_Try it_
Scan the material for the word "support", then return every line where it appears.
□ □ □ □ □ □ □
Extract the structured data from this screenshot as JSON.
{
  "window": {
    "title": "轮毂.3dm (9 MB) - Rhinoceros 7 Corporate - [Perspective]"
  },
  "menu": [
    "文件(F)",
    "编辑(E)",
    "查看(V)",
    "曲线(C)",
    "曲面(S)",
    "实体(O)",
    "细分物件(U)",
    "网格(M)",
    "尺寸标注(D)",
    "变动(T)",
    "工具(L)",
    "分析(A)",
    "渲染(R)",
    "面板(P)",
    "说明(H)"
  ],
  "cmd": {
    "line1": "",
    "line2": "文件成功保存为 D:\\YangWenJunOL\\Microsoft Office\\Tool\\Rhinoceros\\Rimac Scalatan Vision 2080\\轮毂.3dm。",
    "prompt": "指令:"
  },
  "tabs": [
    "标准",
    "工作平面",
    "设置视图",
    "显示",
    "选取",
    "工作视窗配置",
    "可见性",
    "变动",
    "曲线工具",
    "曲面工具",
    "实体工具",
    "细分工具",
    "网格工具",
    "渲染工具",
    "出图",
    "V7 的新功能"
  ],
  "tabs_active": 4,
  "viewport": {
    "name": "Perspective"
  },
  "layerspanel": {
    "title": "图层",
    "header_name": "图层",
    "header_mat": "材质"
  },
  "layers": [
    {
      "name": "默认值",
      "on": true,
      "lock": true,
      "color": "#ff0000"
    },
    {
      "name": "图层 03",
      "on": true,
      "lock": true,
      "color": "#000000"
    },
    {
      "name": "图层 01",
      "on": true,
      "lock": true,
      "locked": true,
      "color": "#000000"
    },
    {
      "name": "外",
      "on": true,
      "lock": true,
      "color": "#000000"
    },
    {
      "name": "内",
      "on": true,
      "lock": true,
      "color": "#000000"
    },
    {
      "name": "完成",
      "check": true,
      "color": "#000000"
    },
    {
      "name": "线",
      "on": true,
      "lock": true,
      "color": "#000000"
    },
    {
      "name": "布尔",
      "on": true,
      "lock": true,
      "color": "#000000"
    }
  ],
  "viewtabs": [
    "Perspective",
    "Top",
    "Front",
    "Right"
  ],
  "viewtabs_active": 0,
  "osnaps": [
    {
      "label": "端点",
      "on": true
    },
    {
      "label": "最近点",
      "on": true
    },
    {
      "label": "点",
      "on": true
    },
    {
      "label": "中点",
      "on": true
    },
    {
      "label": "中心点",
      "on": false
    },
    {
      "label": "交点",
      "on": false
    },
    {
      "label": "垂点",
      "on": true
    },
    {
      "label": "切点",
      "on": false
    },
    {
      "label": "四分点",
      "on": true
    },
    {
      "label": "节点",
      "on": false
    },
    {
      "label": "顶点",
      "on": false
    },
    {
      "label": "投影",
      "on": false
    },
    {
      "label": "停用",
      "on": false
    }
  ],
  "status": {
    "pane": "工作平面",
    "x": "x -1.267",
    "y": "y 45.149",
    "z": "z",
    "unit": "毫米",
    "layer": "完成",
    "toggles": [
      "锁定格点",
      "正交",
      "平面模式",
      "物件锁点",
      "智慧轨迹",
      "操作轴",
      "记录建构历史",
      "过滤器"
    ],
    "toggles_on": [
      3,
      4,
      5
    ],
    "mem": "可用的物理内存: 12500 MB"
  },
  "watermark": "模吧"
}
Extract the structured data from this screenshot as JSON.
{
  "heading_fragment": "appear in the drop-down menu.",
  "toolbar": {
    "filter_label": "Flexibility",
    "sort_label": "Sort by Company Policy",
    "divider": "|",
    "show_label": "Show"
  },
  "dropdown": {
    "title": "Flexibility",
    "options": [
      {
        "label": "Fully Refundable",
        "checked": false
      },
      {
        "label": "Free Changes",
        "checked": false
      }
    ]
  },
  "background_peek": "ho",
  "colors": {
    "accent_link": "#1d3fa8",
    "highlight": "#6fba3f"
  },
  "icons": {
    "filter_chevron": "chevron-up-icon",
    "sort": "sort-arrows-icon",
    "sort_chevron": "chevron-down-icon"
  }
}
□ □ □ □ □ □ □
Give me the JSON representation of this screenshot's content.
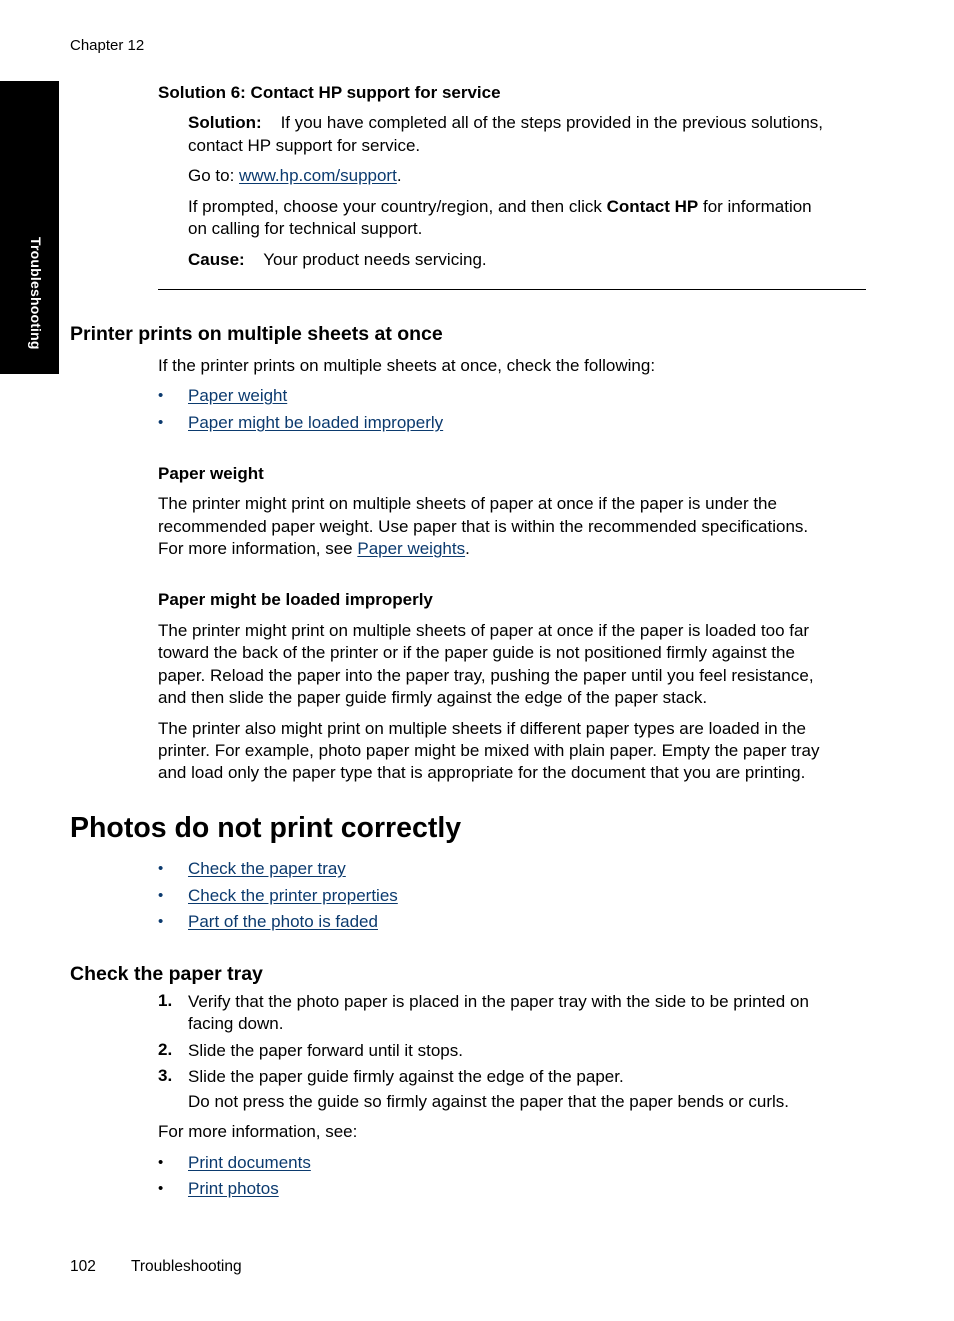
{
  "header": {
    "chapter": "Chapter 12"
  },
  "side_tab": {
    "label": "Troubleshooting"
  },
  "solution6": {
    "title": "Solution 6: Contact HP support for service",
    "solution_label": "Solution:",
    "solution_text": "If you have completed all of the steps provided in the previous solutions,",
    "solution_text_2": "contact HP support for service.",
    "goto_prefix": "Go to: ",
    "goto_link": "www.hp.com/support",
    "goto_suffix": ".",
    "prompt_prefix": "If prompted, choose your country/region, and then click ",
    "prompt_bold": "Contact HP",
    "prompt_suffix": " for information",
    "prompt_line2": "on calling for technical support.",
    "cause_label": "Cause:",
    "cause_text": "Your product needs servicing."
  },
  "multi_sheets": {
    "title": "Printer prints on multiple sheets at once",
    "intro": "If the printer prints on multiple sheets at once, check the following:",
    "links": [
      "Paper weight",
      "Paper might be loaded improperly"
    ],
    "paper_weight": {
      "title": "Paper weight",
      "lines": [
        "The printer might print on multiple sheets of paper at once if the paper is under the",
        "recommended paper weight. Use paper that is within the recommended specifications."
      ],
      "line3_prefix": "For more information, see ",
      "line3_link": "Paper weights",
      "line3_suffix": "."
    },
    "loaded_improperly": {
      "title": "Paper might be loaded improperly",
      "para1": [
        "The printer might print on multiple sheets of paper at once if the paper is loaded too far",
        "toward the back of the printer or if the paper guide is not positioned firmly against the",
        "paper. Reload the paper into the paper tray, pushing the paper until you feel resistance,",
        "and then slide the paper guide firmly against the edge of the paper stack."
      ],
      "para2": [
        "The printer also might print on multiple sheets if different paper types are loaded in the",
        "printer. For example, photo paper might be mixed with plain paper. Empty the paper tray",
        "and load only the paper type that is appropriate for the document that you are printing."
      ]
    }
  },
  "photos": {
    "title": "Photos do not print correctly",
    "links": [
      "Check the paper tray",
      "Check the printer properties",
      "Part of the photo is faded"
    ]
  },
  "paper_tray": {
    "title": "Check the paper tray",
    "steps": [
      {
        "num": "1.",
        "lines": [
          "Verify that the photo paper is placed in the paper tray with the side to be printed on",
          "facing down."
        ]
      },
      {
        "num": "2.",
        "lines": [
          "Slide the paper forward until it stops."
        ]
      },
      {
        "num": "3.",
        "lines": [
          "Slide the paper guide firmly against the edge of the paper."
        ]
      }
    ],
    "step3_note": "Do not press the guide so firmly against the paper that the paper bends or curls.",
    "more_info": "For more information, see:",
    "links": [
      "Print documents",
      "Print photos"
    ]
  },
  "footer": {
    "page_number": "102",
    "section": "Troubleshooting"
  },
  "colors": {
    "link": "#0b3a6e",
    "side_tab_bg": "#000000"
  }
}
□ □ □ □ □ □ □
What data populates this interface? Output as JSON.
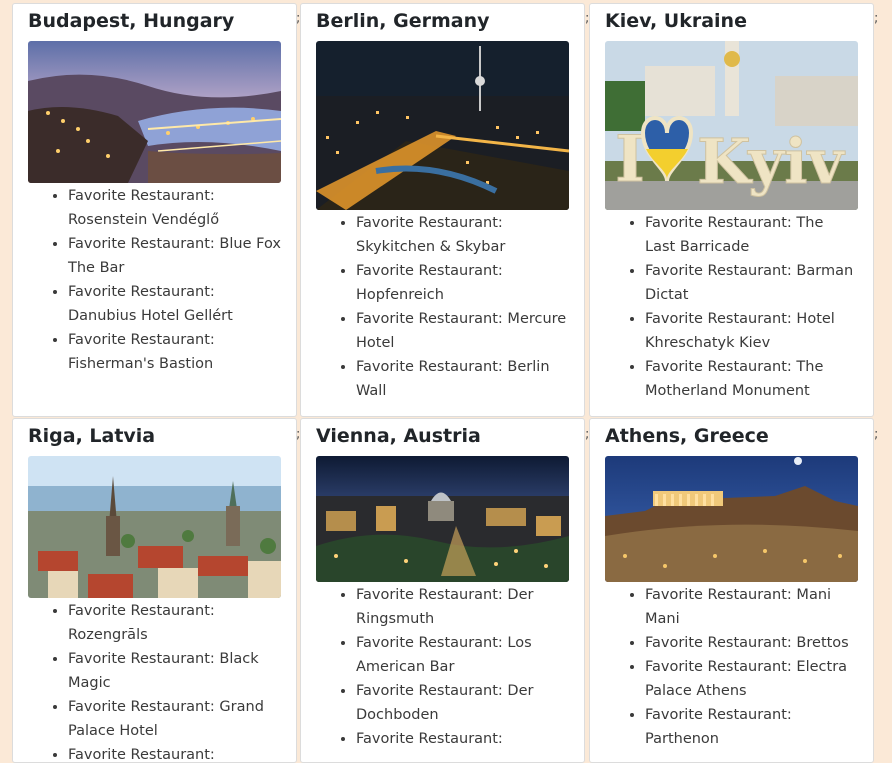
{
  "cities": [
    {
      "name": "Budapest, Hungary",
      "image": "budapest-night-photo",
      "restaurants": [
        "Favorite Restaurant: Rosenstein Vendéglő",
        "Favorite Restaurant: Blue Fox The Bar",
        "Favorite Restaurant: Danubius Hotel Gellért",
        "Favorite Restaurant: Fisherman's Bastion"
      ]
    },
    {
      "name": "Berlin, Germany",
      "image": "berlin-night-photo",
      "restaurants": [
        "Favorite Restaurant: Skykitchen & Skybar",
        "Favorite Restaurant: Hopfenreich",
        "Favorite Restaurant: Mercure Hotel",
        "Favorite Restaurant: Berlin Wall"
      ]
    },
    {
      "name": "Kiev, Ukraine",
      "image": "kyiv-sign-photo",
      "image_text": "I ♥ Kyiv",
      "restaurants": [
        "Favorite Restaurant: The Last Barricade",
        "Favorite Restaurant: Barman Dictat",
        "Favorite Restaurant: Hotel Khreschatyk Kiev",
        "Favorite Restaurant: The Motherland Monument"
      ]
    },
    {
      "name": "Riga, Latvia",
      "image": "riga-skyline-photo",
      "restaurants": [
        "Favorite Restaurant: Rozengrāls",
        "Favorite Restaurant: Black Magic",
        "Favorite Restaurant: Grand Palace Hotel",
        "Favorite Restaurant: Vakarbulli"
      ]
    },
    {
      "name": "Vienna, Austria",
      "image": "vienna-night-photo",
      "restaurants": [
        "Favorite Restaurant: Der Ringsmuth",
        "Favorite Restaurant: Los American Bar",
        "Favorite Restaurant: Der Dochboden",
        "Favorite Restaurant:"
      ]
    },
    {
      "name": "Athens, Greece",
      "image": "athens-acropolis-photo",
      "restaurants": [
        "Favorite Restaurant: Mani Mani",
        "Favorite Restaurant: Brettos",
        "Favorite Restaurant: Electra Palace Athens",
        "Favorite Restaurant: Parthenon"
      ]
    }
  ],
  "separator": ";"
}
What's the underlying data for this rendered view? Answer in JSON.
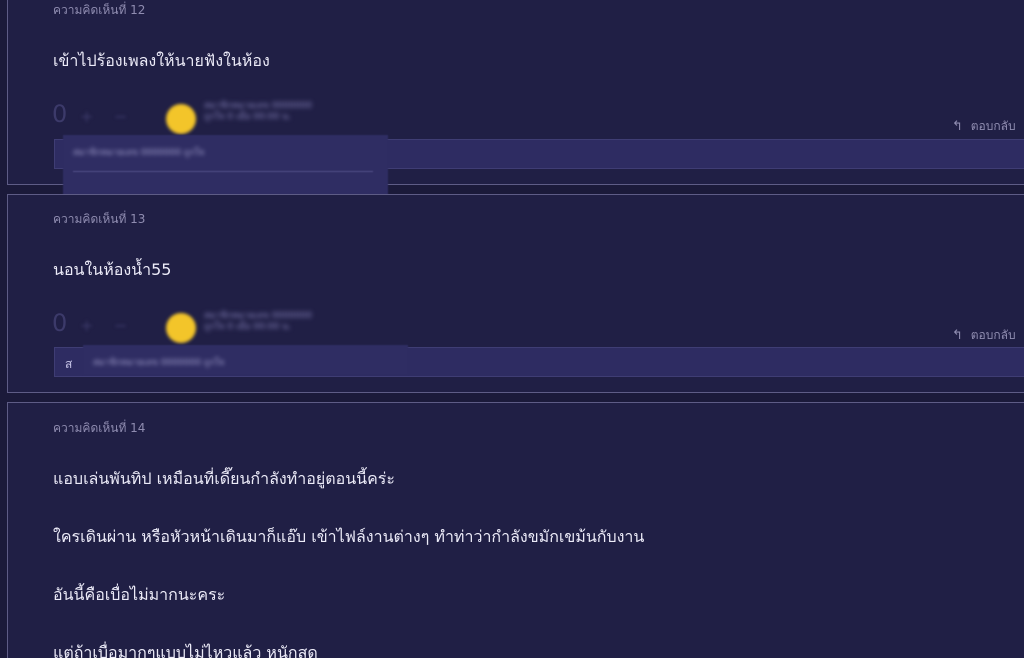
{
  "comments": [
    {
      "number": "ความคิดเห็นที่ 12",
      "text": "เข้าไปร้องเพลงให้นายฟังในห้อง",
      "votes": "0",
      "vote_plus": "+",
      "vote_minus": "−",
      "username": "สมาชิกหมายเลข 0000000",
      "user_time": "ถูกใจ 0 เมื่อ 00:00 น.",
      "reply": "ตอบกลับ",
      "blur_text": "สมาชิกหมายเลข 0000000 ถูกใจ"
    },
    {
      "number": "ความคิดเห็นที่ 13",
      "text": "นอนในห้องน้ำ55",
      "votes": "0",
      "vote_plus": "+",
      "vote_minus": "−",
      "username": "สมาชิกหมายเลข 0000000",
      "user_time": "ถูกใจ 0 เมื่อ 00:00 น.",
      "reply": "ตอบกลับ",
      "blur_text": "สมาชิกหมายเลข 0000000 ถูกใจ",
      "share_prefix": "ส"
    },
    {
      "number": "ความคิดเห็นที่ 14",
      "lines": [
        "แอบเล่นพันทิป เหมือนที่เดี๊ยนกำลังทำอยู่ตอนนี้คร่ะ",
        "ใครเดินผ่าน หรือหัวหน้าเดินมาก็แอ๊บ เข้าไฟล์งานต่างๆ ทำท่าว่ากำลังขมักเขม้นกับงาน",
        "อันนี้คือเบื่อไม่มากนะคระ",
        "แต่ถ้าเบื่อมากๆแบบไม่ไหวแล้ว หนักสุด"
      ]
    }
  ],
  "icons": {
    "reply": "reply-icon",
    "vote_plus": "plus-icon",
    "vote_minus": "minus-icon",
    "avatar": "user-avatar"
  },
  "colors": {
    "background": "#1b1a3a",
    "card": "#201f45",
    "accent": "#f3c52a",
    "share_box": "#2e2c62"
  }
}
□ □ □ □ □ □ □
_Solution to the problem_
    "title": "Solution 6: Contact HP support for service",
    "solution_text_2": "contact HP support for service.",
    "goto_link": "www.hp.com/support",
    "prompt_line2": "on calling for technical support.",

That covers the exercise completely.